Whether the Pennsylvania Public Utility Commission failed to properly apply the correct legal standard in reviewing a proposed transmission line construction project, where the Commission refused to consider evidence regarding customer choice and competition and establish an erroneous threshold requirement of "engineering need"?
(Petitioner's Brief, p. 4).
Because we conclude, as asserted by PP&L, that the PUC failed to apply the correct legal standard in reviewing its transmission line application and erroneously required that PP&L demonstrate a "need" for the installation of the transmission line from an "engineering" prospective, we will vacate its order.
Section 1501 of the Public Utility Code (Code), 66 Pa.C.S. § 1501, provides that "every public utility shall...make all such repairs, changes, alterations, substitutions, extensions, and improvements in or to such service facilities as shall be necessary or proper for the accommodation, convenience, and safety of its patrons, employees, and the public. (Emphasis added). The PUC's regulations, at 52 Pa. Code § 57.76(a), provide as follows:
(a) The Commission will issue its order, with its opinion, if any, either granting or denying the application, in whole or in part, as filed or upon the terms, conditions or modifications, of the location, construction, operation or maintenance of the line as the Commission may deem appropriate. The Commission will not grant the application, either as proposed or as modified, unless it finds and determines as to the proposed HV line:
(1) That there is a need for it.
(2) That it will not create an unreasonable risk of danger to the health and safety of the public.
(3) That it is in compliance with applicable statutes and regulations providing for the protection of the natural resources of this Commonwealth.
(4) That it will have minimum adverse environmental impact, considering the electric power needs of the public, the state of available technology and the available alternatives.

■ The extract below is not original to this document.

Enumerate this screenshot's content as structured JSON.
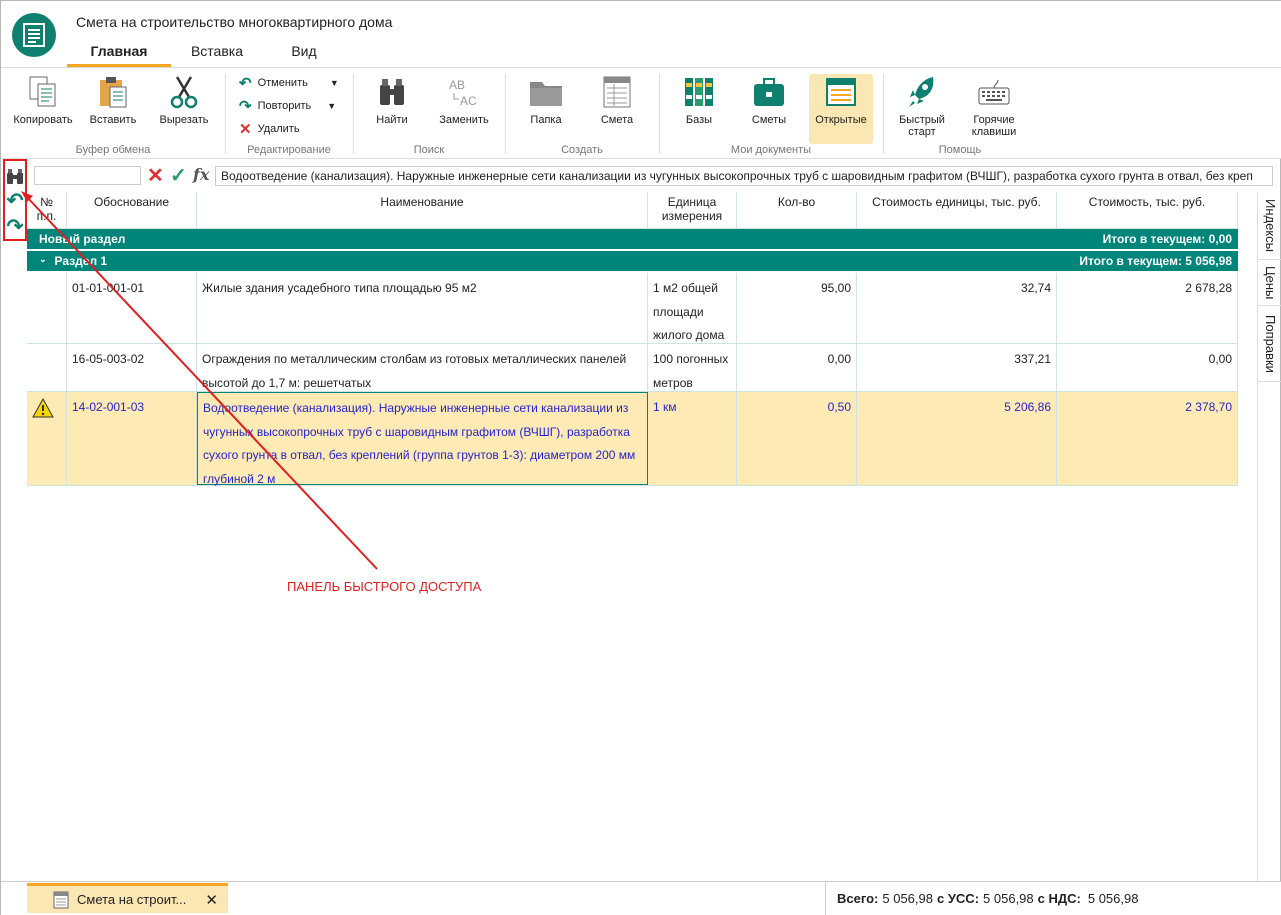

(Emphasis added). Similarly, as noted in footnote 1, setting forth Section 15 Pa.C.S. § 1511(c) of the Business Corporation Law of 1988, the PUC, upon application, must determine if a requested exercise of the powers of eminent domain by a public utility corporation is necessary or proper for the service, accommodation, convenience or safety of the public.
Nowhere in any of the foregoing statutory or regulatory provisions, nor in any other regulations promulgated under the Code, is there a requirement that the necessity which must be shown by a public utility corporation, such as PP&L, seeking to construct a transmission line, is that of necessity from an engineering prospective as concluded by the PUC.
While we are aware of the fact that the ALJ, and the PUC, in turn, cite the PUC's decision in the case of Re West Penn Power Company, 54 Pa. PUC 319 (1980), as support for its decision regarding "engineering need," in West Penn, the PUC merely stated what it states here, i.e., that "the applicant must show the proposed line is necessary from an engineering prospective." West Penn, 54 Pa. PUC at 327. The PUC goes on, in West Penn, to state that "if this is not done, we are under no duty to issue a certificate." Id.. The PUC, however, in West Penn, and here, fails to cite any statutory or regulatory authority for its Conclusion in this regard.
Accordingly, we vacate the PUC's order and remand the matter for a determination consistent with the statutory standards specified in the Code and the regulations promulgated thereunder.
SILVESTRI SILVESTRI, Senior Judge
Judge Leadbetter did not participate in the decision in this case.
AND NOW, this 4th day of June , 1997, the order of the Pennsylvania Public Utility Commission dated September 9, 1996 is vacated and the matter is remanded for a determination consistent with this opinion.
SILVESTRI SILVESTRI, Senior Judge